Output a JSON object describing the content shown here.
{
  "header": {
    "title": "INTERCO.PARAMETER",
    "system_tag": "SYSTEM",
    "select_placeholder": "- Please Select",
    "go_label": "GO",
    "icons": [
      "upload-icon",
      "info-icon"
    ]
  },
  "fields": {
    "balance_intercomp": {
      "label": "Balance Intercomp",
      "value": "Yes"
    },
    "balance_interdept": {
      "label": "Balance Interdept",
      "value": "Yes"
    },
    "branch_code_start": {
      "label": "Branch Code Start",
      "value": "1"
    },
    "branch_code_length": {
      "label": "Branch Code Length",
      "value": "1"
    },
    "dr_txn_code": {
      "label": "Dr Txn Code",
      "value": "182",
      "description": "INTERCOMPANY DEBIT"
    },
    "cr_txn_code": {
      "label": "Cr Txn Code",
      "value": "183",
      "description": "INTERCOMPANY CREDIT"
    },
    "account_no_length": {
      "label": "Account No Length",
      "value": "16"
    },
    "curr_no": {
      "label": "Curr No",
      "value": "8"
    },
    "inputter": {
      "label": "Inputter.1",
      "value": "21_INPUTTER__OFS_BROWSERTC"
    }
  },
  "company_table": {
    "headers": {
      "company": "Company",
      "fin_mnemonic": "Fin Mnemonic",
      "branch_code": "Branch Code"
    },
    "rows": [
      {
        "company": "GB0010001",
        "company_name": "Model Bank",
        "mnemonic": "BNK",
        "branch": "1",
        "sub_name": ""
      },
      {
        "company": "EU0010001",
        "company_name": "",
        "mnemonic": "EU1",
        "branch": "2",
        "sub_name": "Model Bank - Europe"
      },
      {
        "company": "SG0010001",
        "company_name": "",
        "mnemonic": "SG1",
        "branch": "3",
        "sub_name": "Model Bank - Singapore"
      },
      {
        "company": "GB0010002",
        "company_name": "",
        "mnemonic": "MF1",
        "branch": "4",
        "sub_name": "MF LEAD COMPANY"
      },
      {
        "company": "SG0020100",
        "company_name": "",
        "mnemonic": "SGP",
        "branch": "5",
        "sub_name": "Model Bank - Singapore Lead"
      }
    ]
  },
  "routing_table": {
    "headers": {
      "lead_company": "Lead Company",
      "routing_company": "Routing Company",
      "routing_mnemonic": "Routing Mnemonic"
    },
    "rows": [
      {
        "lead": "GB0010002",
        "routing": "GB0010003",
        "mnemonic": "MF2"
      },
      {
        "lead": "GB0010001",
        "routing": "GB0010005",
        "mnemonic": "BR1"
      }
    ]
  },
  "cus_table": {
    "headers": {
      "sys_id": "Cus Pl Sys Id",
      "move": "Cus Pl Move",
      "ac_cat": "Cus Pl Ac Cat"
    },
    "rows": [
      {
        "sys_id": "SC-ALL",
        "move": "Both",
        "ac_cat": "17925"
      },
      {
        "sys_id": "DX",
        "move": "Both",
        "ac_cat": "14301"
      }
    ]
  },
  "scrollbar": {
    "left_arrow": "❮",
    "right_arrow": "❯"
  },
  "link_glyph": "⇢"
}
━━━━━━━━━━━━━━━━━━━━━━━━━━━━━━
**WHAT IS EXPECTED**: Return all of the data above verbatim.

**FINAL ANSWER**:
Output a JSON object describing the content shown here.
{
  "header": {
    "title": "INTERCO.PARAMETER",
    "system_tag": "SYSTEM",
    "select_placeholder": "- Please Select",
    "go_label": "GO",
    "icons": [
      "upload-icon",
      "info-icon"
    ]
  },
  "fields": {
    "balance_intercomp": {
      "label": "Balance Intercomp",
      "value": "Yes"
    },
    "balance_interdept": {
      "label": "Balance Interdept",
      "value": "Yes"
    },
    "branch_code_start": {
      "label": "Branch Code Start",
      "value": "1"
    },
    "branch_code_length": {
      "label": "Branch Code Length",
      "value": "1"
    },
    "dr_txn_code": {
      "label": "Dr Txn Code",
      "value": "182",
      "description": "INTERCOMPANY DEBIT"
    },
    "cr_txn_code": {
      "label": "Cr Txn Code",
      "value": "183",
      "description": "INTERCOMPANY CREDIT"
    },
    "account_no_length": {
      "label": "Account No Length",
      "value": "16"
    },
    "curr_no": {
      "label": "Curr No",
      "value": "8"
    },
    "inputter": {
      "label": "Inputter.1",
      "value": "21_INPUTTER__OFS_BROWSERTC"
    }
  },
  "company_table": {
    "headers": {
      "company": "Company",
      "fin_mnemonic": "Fin Mnemonic",
      "branch_code": "Branch Code"
    },
    "rows": [
      {
        "company": "GB0010001",
        "company_name": "Model Bank",
        "mnemonic": "BNK",
        "branch": "1",
        "sub_name": ""
      },
      {
        "company": "EU0010001",
        "company_name": "",
        "mnemonic": "EU1",
        "branch": "2",
        "sub_name": "Model Bank - Europe"
      },
      {
        "company": "SG0010001",
        "company_name": "",
        "mnemonic": "SG1",
        "branch": "3",
        "sub_name": "Model Bank - Singapore"
      },
      {
        "company": "GB0010002",
        "company_name": "",
        "mnemonic": "MF1",
        "branch": "4",
        "sub_name": "MF LEAD COMPANY"
      },
      {
        "company": "SG0020100",
        "company_name": "",
        "mnemonic": "SGP",
        "branch": "5",
        "sub_name": "Model Bank - Singapore Lead"
      }
    ]
  },
  "routing_table": {
    "headers": {
      "lead_company": "Lead Company",
      "routing_company": "Routing Company",
      "routing_mnemonic": "Routing Mnemonic"
    },
    "rows": [
      {
        "lead": "GB0010002",
        "routing": "GB0010003",
        "mnemonic": "MF2"
      },
      {
        "lead": "GB0010001",
        "routing": "GB0010005",
        "mnemonic": "BR1"
      }
    ]
  },
  "cus_table": {
    "headers": {
      "sys_id": "Cus Pl Sys Id",
      "move": "Cus Pl Move",
      "ac_cat": "Cus Pl Ac Cat"
    },
    "rows": [
      {
        "sys_id": "SC-ALL",
        "move": "Both",
        "ac_cat": "17925"
      },
      {
        "sys_id": "DX",
        "move": "Both",
        "ac_cat": "14301"
      }
    ]
  },
  "scrollbar": {
    "left_arrow": "❮",
    "right_arrow": "❯"
  },
  "link_glyph": "⇢"
}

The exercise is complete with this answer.